The International Civil Aviation Organization has announced stricter requirements for real-time aircraft tracking, as the world marks two years since the disappearance of Malaysia Airlines Flight MH370.
The new rules will require airliners to transmit their position every minute in case of distress and require changes to flight data recorders to ensure they are recoverable. The duration of cockpit voice recordings will be extended from two to 25 hours. Operators will have to comply with the new rules by 2021.
"Taken together, these new provisions will ensure that in the case of an accident the location of the site will be known immediately to within six nautical miles and that investigators will be able to access the aircraft's flight recorder data promptly and reliably," said ICAO Council President Olumuyiwa Benard Aliu in the statement.
"They will also contribute to greatly improved and more cost-effective search and rescue operations."
The changes were prompted by the still unexplained disappearance of Malaysia Airlines Flight 370 (MH370) on 8 March 2014. The Beijing-bound Boeing 777 was lost from air-traffic control radars shortly after take-off from Kuala Lumpur. In the two years of subsequent search operations, only one wing-part - the so-called flaperon - has definitively been recovered. The absence of the plane’s flight data recorders, or black boxes, makes it impossible for the investigators to determine the cause of the disaster.
Some 120,000 square km of the sea floor is being scoured at a cost of around $124.17m. Last week, a second piece of debris that could be from the plane was found off the coast of Mozambique, in a similar location to where the flaperon debris was discovered last summer.
The requirements for the one-minute tracking and flight recorder data are performance-based, meaning individual airlines and plane-makers can choose the best option for them, from among existing and emerging technologies, ICAO said.
On the anniversary of the MH370 tragedy, which has since become one of the greatest mysteries as well as the costliest search operation in the history of aviation, authorities maintain that they remain optimistic about the chances of finding the aircraft.
"At this time, the team is continuing to work towards finalising its analysis, findings, conclusions and safety recommendations on eight relevant areas associated with the disappearance of flight MH370 based on relevant information," the team said in a statement, read out on state television by lead investigator Kok Soo Choon.
The eight areas currently under investigation include the plane’s diversion from its flight plan, crew profiles, airworthiness and maintenance of the aircraft as well as the aircraft cargo consignment.
Satellite data indicated the plane likely crashed off the western coast of Australia, which suggests it must have diverted from its planned course and flown for thousands of miles over the Indian Ocean before running out of fuel.
The international team of investigators, including experts from Australia, Malaysia, the USA, the UK, France and China, said a full report of its work would only be released in the event that wreckage of the aircraft is found or the search ended, whichever comes first.
Prime Minister Najib Razak said in a statement the search was expected to be completed later this year, and he remained hopeful the aircraft would be found.

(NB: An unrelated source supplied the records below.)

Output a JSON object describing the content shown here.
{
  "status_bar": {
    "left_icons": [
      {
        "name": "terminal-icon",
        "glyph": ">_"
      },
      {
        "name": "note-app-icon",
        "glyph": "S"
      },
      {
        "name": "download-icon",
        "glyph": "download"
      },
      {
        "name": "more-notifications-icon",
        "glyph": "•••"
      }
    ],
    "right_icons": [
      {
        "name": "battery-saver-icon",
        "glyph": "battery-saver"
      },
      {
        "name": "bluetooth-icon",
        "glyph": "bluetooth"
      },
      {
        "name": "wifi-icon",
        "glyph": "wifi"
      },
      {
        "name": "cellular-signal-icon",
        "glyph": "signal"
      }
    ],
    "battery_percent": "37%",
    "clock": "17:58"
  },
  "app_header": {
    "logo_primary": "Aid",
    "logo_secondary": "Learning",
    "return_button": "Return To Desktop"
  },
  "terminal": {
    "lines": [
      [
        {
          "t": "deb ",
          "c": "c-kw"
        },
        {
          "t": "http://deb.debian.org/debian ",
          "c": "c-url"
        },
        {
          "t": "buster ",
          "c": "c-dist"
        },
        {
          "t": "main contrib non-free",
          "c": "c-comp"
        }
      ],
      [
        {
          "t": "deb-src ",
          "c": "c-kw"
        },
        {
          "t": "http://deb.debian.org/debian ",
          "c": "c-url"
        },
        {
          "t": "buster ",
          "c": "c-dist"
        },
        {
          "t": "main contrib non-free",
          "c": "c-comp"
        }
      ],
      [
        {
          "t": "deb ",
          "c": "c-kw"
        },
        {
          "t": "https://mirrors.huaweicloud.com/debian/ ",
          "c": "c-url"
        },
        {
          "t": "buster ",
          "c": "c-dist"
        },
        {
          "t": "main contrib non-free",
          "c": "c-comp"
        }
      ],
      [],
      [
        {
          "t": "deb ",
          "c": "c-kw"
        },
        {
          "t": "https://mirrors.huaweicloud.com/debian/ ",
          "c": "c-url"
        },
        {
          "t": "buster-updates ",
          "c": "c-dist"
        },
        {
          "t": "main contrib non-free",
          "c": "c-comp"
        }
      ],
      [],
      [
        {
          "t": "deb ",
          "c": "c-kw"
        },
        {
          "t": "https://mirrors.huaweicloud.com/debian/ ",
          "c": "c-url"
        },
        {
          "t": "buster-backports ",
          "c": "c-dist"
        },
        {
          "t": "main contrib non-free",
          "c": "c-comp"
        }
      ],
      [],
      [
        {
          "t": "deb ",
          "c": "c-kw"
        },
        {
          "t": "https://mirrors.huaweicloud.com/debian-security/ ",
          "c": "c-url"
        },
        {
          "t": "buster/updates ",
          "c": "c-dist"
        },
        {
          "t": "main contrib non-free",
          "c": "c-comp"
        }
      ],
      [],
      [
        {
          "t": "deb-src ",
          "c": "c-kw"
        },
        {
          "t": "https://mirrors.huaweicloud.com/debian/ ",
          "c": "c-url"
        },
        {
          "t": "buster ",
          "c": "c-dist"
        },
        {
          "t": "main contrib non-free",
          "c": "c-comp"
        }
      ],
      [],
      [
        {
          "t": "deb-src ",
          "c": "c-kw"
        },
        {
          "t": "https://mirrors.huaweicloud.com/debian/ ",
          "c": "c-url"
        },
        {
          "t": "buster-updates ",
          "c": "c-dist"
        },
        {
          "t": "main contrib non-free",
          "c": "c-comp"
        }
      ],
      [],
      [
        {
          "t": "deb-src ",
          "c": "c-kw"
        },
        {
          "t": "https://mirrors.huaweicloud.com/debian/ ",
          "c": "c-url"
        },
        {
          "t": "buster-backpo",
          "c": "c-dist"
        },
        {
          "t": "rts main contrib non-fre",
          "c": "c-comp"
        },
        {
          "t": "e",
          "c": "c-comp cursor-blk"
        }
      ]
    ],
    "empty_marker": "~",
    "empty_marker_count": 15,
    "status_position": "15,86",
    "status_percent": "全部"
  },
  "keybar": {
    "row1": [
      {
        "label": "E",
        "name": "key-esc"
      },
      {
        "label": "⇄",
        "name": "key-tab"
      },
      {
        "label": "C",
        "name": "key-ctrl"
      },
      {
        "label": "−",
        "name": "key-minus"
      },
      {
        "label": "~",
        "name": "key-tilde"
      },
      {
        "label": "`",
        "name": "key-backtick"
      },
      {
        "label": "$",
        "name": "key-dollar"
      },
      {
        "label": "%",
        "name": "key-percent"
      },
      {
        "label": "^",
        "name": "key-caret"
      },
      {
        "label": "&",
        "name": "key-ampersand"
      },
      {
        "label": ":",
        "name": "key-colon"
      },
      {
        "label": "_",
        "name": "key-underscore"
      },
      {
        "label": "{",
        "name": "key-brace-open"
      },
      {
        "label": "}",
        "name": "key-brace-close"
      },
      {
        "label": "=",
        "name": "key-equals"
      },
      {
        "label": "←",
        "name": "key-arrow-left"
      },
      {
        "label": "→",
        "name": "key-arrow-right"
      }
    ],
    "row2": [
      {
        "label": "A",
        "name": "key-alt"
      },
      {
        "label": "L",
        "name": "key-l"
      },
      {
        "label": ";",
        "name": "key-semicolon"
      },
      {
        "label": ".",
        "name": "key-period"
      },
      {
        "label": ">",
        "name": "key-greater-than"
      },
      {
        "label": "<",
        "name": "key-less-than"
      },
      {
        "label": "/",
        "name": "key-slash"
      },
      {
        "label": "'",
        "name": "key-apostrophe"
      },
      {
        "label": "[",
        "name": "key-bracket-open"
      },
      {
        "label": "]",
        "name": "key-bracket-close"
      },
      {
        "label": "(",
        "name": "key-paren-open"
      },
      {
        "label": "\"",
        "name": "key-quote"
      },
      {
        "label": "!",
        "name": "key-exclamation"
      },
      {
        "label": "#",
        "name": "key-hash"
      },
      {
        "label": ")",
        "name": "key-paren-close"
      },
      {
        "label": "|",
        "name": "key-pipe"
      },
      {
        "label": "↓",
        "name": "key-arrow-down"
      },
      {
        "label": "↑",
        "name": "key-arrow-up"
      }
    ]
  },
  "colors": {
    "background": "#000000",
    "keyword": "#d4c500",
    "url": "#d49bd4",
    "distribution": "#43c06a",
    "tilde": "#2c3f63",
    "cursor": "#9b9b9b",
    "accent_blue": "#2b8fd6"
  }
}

"If it is not, then Malaysia, Australia and China will hold a tripartite meeting to determine the way forward," he said.Investigators said in a report released a year ago there was nothing suspicious in the financial, medical or personal histories of pilots or crew.